If small businesses are suffering so much, why is $130 billion in Paycheck Protection money still available?
Shaky economic data portend a shaky recovery
The May jobs report issued by the Bureau of Labor Statistics on Friday contained quite a surprise. In the midst of the pandemic, the unemployment rate actually decreased from April's 14.7 percent to 13.3 percent. That sounds like good news.
Two factors could explain the unexpected improvement. The first is the easing of stay-at-home orders in several states, most notably Texas and Florida. The second is the growing use of the Paycheck Protection Program, which provides loans to companies that pledge to retain most or all of their workers.
The good news looks even better when one looks at the details. One might have expected employment to rebound noticeably in areas directly clobbered by the crisis, such as leisure and hospitality, retail and construction. These are the sectors that should benefit from easing restrictions and the PPP. But the uptick in employment went beyond that: Manufacturing employment, along with education and health, ticked upwards as well.
At the same time, the data come with a greater-than-usual level of uncertainty. In its press release, the Bureau of Labor Statistics provide a whole page of explanation of the unusual obstacles they faced in collecting data.
Because of the pandemic, the BLS was not able to conduct its usual face-to-face interviews, and it had to operate with somewhat limited staff in its four regional data collection centers. Due to this, the survey response rate was "slightly lower" than usual for establishments (businesses) and 15 percentage points lower (67 percent versus 82 percent) for households.
Perhaps as a result, the BLS states clearly that they have detected numerous cases of miscoded data. In particular, workers still employed but absent from work due to business closures should be classified as unemployed, but frequently are reported as employed. The BLS even gives a specific estimate, stating that the unemployment rate could be 3 percentage points higher if these coding errors were all detected and corrected.

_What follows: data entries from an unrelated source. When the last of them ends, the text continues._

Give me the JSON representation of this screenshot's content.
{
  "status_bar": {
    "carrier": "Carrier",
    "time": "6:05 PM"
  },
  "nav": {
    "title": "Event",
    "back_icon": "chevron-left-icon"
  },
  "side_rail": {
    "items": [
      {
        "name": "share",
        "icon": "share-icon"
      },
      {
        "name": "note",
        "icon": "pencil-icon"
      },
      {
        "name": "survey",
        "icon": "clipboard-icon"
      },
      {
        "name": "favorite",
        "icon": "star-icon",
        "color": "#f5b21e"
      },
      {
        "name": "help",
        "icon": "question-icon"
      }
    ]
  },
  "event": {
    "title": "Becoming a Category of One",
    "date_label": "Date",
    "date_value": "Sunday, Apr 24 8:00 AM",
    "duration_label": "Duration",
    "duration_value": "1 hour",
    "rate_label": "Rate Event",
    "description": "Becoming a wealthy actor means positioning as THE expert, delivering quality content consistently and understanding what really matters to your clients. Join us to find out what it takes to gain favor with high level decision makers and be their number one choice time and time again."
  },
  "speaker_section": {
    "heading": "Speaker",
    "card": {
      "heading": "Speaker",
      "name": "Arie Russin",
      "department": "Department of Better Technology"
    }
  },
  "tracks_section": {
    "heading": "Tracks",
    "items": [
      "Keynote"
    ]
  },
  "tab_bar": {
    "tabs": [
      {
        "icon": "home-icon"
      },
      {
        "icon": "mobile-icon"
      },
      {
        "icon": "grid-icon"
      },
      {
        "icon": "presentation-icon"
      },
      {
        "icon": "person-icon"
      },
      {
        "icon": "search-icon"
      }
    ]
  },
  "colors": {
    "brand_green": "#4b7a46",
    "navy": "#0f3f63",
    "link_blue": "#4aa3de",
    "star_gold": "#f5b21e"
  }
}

As an economist, I spend a good deal of time thinking about how accurate data are and how well they represent the economic reality we need to understand. In this case, my main observation would simply be: The data are shaky at best. It is never wise to make strong inferences based on a single data point. These unemployment data are an unusually compelling illustration of the general rule.
Whether the real, true unemployment rate should be 13.3 percent or 16.3 percent, the unemployment rate is higher than at any time since the Great Depression.
Looking forward, I would caution against interpreting these numbers as signs that the COVID recession will be short-lived. The major emergency income-support programs last only until July. And state governments, obliged to keep balanced budgets by state constitution in most states, are currently scrambling to cut costs. Paradoxically, in the midst of the pandemic, some hospitals have already started to lay off staff in light of the funding crisis, as are schools.
The stimulus bills passed thus far have propped up the markets for state and local government bonds. This has allowed many localities to raise cash through bond sales. However, with balanced-budget clauses hard-wired, this borrowing can only raise short-term cash; it cannot eliminate the yawning deficits that have opened up.
Another major concern going forward is that large numbers of small businesses will be unable to weather the economic storm. Many businesses have either been rejected by the Paycheck Protection Program or did not apply. For those that cannot get PPP loans and do not have access to other credit or very large financial reserves, failure will be likely. Costs such as rent, utilities and mortgage payments will pile up during the months of complete and partial shutdown, while many businesses will find revenues greatly depressed. Small business failures will reverberate throughout communities, greatly hampering recovery.
Additionally, without measures to reassure workers that they will be safe when they return to work, it is hard to imagine the return going rapidly and smoothly. Economists such as former World Bank Chief Economist Paul Romer have been urging massive funding for virus testing and contact tracing; without this, workers face the nasty dilemma of refusing to go back to an unsafe job and ending up fired for cause, ineligible for unemployment benefits or working in an unsafe environment.
Proposals to insulate businesses from liability for health hazards at work, advanced by Senate Republicans, lower the risks for businesses, but would lay all of the risk on workers. I find it hard to imagine that workers will accept work under these circumstances, even with unemployment so high. This dilemma needs to be resolved at the national level.
Economic recovery certainly hinges on advances in the detection, treatment and prevention of the virus. However, this month's data give us some hope that pro-active policies can cushion the economic blows. It also raises concerns about what would happen to many working families if the extraordinary programs created by Congress are not extended when they expire in late July.
Substantial support for state and local governments, along with extension of some of the safety-net programs already funded by Congress, will be needed to avoid another round of layoffs. Aggressive expansion of testing and contact tracing may well be the next key step to allowing people to work without putting their health at extreme risk. The risks of new waves of the virus, and returns to stricter limits on economic and social activity, will remain significant in any case.
In short, the good news from the jobs report is just a first step on the long and winding road to economic recovery.
Evan Kraft is the economist-in-residence for the economics department at American University. He served as director of the research department and adviser to the governor of the Croatian National Bank.